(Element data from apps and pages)
● ● ● ● ●

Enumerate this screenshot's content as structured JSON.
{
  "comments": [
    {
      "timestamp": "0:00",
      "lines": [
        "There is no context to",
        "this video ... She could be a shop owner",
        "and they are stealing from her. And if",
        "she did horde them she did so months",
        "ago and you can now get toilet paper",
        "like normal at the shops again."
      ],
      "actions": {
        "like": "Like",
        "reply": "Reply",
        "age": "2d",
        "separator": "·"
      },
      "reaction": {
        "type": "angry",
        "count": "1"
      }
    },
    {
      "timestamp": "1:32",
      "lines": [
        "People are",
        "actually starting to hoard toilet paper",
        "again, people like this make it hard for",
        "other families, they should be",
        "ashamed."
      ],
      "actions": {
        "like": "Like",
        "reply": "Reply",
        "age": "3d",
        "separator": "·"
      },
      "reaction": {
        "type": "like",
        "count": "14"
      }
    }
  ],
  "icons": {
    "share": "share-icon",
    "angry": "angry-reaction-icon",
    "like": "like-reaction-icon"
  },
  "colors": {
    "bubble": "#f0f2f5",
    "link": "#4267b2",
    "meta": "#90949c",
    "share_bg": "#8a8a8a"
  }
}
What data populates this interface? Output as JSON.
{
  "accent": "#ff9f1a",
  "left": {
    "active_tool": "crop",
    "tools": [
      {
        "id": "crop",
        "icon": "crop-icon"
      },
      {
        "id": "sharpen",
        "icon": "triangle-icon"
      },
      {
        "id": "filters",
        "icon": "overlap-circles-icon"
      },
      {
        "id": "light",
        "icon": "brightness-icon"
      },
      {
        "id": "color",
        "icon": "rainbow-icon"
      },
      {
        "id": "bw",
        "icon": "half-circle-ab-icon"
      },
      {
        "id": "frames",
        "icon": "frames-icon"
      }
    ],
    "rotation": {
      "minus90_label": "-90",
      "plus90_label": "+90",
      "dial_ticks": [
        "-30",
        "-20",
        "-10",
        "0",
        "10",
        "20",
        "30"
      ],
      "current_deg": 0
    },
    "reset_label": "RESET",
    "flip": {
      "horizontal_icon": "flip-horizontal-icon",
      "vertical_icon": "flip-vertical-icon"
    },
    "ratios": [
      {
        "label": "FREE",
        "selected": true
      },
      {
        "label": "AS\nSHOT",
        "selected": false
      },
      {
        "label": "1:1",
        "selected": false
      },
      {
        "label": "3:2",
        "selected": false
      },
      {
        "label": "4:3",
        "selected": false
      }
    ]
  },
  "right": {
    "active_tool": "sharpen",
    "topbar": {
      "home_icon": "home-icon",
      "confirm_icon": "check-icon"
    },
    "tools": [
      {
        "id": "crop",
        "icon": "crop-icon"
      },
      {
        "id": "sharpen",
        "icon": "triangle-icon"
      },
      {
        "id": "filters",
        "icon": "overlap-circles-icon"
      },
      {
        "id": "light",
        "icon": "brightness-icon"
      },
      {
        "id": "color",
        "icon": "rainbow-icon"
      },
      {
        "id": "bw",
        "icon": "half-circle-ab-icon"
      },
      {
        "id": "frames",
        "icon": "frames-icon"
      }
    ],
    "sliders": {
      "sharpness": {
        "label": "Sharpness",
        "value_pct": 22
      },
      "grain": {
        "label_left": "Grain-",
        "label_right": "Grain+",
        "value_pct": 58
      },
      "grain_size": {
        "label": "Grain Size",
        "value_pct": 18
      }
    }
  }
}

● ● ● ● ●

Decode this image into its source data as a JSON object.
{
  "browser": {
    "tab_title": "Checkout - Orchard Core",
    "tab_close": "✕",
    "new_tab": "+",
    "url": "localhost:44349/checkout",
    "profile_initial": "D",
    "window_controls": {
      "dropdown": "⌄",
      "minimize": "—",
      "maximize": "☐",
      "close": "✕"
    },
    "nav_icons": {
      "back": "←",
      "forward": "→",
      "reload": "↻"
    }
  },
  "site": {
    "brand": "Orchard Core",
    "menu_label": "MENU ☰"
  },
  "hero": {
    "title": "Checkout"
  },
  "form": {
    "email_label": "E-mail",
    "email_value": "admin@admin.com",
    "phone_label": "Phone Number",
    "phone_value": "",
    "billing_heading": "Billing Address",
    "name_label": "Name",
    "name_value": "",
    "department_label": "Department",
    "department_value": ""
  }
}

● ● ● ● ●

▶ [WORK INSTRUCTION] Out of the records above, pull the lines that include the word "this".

▶ [ANSWER]
Enumerate this screenshot's content as structured JSON.
        "this video ... She could be a shop owner",
        "again, people like this make it hard for",
What data populates this interface? Output as JSON.
Decode this image into its source data as a JSON object.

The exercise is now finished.